Everton have nine matches to play in the Premier League this season. They are six points off the top four and, potentially, a place in the Champions League. No team has won more points since the turn of the year. And yet, as the campaign enters the long final straight, the Toffees continue to be written off in terms of securing a seat at Europe’s top table.
Ronald Koeman has revitalised the Goodison Park outfit over the past three months, turning them from a side still recovering from the farcical end to Roberto Martinez’s reign into one of the most watchable sides in England, and arguably across the continent.
A group of young attacking players have finally begun to fulfil their potential while the solidity that evaporated under Martinez has finally returned, meaning Everton head to Anfield on Saturday as genuine top-four contenders.
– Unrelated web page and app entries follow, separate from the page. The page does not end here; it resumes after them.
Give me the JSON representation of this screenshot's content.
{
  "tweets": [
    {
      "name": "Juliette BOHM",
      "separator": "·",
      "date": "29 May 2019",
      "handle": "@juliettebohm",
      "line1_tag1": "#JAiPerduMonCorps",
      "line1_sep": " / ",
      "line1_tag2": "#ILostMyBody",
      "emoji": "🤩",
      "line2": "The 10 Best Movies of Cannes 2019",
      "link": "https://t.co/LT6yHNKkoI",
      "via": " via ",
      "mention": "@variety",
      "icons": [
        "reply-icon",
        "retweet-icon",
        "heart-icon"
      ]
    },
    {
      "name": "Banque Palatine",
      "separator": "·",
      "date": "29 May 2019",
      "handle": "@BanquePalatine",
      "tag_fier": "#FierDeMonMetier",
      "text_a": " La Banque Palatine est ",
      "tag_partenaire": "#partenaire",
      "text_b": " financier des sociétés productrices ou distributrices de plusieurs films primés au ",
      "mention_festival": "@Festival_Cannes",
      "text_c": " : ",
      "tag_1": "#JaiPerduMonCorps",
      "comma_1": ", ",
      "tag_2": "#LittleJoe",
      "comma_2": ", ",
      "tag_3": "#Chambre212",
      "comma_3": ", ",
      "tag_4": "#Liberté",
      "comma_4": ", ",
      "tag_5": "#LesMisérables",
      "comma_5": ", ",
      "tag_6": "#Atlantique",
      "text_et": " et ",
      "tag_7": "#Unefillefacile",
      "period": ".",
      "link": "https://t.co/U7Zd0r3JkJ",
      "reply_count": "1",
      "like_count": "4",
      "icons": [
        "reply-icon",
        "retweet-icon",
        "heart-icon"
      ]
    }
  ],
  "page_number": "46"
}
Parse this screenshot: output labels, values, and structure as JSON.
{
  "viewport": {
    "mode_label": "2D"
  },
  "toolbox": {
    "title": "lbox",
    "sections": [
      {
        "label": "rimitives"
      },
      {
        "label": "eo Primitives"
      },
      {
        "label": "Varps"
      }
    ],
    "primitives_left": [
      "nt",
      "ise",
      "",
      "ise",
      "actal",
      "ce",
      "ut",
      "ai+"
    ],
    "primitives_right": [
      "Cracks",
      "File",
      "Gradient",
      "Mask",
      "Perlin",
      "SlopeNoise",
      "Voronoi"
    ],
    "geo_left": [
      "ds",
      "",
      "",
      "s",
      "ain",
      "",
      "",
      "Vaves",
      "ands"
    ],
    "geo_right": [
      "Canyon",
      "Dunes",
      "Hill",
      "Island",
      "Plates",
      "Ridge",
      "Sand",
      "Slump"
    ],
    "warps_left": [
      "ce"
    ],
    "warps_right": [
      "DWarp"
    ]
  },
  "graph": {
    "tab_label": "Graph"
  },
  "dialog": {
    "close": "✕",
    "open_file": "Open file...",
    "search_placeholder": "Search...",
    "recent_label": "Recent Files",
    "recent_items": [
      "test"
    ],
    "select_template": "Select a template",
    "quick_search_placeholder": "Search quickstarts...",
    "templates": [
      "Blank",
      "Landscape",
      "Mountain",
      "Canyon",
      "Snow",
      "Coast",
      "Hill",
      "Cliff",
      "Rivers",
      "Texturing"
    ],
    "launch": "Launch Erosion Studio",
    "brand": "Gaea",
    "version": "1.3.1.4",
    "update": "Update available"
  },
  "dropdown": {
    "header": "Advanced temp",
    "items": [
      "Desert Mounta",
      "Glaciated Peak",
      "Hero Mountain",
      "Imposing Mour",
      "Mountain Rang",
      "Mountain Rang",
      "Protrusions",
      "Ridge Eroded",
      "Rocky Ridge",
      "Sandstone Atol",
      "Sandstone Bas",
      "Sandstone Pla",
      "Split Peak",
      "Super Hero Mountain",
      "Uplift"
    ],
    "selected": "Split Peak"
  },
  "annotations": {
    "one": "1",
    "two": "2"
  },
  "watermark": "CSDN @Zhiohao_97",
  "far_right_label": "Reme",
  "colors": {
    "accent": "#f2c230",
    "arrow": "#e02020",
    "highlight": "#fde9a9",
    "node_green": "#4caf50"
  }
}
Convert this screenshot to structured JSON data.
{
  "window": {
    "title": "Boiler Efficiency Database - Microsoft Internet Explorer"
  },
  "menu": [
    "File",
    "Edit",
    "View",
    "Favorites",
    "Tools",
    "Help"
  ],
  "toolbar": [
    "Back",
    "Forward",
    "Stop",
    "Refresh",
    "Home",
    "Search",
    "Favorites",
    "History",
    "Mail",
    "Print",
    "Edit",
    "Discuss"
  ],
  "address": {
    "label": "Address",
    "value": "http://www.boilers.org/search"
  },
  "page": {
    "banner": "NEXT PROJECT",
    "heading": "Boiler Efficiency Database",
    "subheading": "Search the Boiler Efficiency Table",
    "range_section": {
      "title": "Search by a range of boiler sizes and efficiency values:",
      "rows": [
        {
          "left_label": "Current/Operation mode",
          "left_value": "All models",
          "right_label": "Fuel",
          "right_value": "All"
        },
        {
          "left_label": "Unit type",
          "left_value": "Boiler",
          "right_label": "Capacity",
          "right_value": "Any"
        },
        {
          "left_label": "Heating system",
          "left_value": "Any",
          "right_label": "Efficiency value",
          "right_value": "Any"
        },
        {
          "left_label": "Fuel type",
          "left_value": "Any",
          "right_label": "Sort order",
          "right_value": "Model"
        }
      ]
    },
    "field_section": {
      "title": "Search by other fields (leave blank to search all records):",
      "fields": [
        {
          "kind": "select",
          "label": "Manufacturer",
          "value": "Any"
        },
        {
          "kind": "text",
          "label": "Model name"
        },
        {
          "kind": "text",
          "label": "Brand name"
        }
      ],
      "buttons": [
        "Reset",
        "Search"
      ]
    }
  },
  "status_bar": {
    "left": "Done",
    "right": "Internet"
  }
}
Realistically, the Blues must avoid defeat against their local rivals, as well as at Old Trafford on Tuesday, to remain in the race, but their recent form suggests they have what it takes to ensure they are still part of the conversation by the end of next week.
In Romelu Lukaku they possess the Premier League’s form striker and Golden Boot race leader, while Ross Barkley has rediscovered the mojo many worried he may never get back.
Behind them, Morgan Schneiderlin and Idrissa Gueye form one of the best central midfield partnerships in the Premier League and the emergence of Tom Davies has prompted predictions that he could be a bolter for England’s World Cup squad in 2018.
Currently skippering the England Under-19 team that last week thrashed their Spanish counterparts, Davies' addition to the first team has almost directly correlated with Everton’s upturn in fortunes. The teenager’s willingness to move the ball forward at every opportunity has upped the tempo of the team’s attacking play while – as with most academy products – his appearances have helped galvanise a fanbase that were previously becoming restless.
Ademola Lookman, Mason Holgate and Dominic Calvert-Lewin have helped add even more youthful exuberance to Koeman’s Everton but if they are to be kept on Merseyside long-term, then they must become regular competitors in Europe, pushing for Champions League football on a consistent basis.
Lukaku’s decision to reject a new deal due to the club’s lack of ambition is further confirmation that they are punching below their weight despite the strength of the current top six, and remaining in the top-four race for as long as possible this season may well be the catalyst to a permanent mentality shift away from being happy enough with a top-half finish.
In terms of finishing in the top four this season, Everton hold all the cards. They still have to play their three main rivals for a fourth-placed finish in Liverpool, Manchester United and Arsenal, albeit all away from home. Defeat to Spurs earlier this month suggested the Toffees still have a little way to go in terms of competing with the very best, but there are certainly flaws in the other sides they still have to play that can be preyed on.
Being knocked out of both domestic cups in the early rounds has also left Koeman’s side with a clear run through to the end of the campaign without the worry of rearranged fixtures hanging over their head, with Chelsea the only top-half side still to visit fortress Goodison Park.
Injuries to Schneiderlin and Seamus Coleman, as well as key squad players James McCarthy and Ramiro Funes Mori, over the past couple of weeks may have tempered expectations somewhat, but if Lukaku and Barkley can maintain their form going forward then Everton can beat almost any side in the division.
Though seventh place would likely secure a Europa League spot for next season, this is a club on the up following their purchase of a new stadium site at Bramley Moore. Capping off the campaign with a place in the top four would be a surprise achievement for Koeman in his first season in charge, but it is not out of reach.